## Task description
Take every line from the material that has the word "subResourceData" in it.

## Dataset excerpts
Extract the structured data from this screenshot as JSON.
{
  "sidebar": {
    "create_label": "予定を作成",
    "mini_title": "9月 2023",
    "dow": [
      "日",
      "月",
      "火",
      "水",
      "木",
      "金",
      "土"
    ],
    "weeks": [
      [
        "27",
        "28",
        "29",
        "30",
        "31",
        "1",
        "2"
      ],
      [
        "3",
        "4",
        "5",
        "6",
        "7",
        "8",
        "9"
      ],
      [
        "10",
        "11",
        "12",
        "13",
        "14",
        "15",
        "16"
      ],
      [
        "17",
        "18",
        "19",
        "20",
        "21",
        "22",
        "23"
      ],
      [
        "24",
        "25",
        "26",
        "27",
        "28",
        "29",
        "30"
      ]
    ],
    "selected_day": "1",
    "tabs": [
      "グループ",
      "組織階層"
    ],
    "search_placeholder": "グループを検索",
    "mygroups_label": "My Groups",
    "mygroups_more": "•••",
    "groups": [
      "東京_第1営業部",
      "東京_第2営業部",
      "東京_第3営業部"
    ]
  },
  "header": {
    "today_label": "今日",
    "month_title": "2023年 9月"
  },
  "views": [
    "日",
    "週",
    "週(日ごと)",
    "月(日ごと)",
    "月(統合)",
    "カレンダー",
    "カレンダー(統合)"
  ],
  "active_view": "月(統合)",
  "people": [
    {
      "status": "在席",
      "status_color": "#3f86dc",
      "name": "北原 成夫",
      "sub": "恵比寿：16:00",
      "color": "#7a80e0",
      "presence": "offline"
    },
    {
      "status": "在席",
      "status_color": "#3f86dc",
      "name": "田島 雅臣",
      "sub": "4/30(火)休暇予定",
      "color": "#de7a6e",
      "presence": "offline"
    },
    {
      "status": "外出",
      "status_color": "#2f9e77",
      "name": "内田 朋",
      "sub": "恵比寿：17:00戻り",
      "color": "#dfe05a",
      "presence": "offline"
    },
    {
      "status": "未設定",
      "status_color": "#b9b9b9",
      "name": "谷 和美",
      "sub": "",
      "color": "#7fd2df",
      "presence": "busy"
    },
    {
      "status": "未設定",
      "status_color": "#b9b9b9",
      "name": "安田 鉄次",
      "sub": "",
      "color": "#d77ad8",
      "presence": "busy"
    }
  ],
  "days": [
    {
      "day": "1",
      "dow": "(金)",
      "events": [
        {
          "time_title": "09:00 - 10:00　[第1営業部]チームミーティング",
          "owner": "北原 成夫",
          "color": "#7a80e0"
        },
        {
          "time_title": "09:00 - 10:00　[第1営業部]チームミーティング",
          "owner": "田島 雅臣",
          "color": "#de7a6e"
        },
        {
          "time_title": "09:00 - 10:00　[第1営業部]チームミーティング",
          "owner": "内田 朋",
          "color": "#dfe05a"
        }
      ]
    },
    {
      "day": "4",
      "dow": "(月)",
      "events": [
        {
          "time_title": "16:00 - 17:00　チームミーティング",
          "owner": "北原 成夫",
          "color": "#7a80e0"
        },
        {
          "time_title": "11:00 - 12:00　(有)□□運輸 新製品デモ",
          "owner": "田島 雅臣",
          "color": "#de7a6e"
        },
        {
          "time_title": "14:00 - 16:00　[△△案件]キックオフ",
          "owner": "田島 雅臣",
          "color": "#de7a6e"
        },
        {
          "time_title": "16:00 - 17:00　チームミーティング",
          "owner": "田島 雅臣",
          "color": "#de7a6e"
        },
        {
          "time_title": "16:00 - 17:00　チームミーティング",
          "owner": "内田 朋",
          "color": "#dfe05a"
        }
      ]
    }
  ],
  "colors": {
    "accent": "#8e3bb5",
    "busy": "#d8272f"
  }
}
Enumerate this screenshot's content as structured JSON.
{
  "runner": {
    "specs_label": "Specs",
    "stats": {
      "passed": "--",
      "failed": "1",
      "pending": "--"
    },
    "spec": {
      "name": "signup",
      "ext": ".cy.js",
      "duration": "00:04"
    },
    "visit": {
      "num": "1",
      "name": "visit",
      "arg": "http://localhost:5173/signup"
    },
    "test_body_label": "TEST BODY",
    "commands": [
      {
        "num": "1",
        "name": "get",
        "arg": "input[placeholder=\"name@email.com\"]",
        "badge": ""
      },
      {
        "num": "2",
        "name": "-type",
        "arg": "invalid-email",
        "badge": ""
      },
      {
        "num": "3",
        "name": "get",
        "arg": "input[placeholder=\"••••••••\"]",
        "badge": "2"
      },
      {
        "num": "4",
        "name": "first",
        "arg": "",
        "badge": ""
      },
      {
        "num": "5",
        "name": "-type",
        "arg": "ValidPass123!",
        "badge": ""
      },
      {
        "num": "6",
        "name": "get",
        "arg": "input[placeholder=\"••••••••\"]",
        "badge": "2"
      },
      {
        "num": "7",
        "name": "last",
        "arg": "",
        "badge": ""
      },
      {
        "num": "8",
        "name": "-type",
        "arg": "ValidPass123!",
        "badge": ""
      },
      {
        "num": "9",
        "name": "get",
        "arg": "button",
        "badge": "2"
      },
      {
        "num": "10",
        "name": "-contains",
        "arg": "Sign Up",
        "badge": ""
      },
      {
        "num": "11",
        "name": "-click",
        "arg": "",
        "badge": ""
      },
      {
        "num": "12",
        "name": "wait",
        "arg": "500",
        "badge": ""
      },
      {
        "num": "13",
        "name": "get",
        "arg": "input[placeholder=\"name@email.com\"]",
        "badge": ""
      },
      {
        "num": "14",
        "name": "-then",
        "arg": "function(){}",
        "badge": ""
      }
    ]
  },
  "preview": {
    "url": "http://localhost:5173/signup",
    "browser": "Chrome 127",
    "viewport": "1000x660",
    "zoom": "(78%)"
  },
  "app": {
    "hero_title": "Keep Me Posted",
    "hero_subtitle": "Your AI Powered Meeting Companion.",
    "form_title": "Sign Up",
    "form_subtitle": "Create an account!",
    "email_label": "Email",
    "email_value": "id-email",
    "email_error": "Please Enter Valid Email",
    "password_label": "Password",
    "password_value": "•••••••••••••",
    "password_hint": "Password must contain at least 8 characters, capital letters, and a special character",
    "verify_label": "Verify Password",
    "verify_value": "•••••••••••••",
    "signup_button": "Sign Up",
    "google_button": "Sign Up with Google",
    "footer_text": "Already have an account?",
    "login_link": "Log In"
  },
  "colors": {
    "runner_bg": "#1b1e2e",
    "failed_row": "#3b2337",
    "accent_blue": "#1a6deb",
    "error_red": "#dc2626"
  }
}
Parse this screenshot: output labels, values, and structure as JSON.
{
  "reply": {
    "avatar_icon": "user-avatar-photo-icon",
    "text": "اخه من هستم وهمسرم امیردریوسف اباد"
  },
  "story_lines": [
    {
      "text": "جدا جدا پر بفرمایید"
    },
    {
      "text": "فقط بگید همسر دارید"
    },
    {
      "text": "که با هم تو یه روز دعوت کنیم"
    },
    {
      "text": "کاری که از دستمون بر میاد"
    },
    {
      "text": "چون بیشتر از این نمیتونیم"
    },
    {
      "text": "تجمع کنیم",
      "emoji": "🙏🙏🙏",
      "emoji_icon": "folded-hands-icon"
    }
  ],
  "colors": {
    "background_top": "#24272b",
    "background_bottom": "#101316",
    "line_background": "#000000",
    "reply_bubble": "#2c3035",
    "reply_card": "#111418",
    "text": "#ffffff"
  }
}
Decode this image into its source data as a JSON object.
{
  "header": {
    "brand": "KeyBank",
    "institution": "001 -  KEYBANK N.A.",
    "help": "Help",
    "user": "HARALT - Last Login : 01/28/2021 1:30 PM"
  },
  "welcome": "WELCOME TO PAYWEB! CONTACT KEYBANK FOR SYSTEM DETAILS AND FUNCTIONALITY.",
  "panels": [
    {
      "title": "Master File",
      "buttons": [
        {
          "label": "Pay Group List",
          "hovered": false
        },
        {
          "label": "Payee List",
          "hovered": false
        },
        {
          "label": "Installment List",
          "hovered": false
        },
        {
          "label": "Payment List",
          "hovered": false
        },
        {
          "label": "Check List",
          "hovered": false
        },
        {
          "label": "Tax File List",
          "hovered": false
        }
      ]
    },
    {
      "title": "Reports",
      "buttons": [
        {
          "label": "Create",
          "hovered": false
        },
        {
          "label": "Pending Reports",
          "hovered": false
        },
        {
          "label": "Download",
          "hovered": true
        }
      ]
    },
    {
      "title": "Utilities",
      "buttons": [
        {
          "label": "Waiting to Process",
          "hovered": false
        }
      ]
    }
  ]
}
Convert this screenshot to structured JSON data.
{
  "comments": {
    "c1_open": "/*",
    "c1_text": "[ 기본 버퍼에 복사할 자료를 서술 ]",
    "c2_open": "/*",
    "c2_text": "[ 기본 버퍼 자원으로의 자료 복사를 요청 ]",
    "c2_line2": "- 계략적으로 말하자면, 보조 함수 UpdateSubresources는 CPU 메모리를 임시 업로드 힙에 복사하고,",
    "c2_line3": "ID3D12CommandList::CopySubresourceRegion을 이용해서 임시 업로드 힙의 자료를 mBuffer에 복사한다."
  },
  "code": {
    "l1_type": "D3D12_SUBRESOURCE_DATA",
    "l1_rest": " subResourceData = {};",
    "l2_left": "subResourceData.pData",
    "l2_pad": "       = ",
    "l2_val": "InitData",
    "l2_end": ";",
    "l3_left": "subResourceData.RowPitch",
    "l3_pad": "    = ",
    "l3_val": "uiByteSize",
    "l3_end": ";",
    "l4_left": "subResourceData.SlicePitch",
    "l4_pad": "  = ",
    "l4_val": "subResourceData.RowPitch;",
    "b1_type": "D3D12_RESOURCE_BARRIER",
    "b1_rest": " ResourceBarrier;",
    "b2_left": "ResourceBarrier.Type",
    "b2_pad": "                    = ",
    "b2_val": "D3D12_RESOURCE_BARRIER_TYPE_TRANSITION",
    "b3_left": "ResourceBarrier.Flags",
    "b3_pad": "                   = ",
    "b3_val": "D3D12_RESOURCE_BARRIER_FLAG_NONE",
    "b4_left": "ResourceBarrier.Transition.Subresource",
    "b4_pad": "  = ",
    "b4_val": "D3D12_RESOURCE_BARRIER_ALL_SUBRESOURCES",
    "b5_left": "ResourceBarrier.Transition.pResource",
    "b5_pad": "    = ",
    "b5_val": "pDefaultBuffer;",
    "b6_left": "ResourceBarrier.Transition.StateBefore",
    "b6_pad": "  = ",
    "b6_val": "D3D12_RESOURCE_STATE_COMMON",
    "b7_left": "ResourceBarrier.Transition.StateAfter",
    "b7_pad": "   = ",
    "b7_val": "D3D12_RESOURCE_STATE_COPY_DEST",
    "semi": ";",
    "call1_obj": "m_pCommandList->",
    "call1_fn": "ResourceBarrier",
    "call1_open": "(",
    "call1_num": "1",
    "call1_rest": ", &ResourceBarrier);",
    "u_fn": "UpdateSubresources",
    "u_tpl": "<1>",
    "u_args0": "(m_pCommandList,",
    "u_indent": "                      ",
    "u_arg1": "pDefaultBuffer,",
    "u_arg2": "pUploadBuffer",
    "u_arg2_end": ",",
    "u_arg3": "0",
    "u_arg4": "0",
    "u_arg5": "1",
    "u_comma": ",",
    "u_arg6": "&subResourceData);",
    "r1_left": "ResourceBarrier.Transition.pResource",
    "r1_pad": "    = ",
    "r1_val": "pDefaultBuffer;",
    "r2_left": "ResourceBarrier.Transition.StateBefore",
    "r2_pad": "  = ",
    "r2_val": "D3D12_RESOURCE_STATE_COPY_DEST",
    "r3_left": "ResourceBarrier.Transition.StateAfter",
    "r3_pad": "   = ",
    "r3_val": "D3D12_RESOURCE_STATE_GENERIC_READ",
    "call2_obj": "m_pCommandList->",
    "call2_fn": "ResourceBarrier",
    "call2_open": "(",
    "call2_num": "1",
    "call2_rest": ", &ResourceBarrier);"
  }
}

## Your solution
    "l1_rest": " subResourceData = {};",
    "l2_left": "subResourceData.pData",
    "l3_left": "subResourceData.RowPitch",
    "l4_left": "subResourceData.SlicePitch",
    "l4_val": "subResourceData.RowPitch;",
    "u_arg6": "&subResourceData);",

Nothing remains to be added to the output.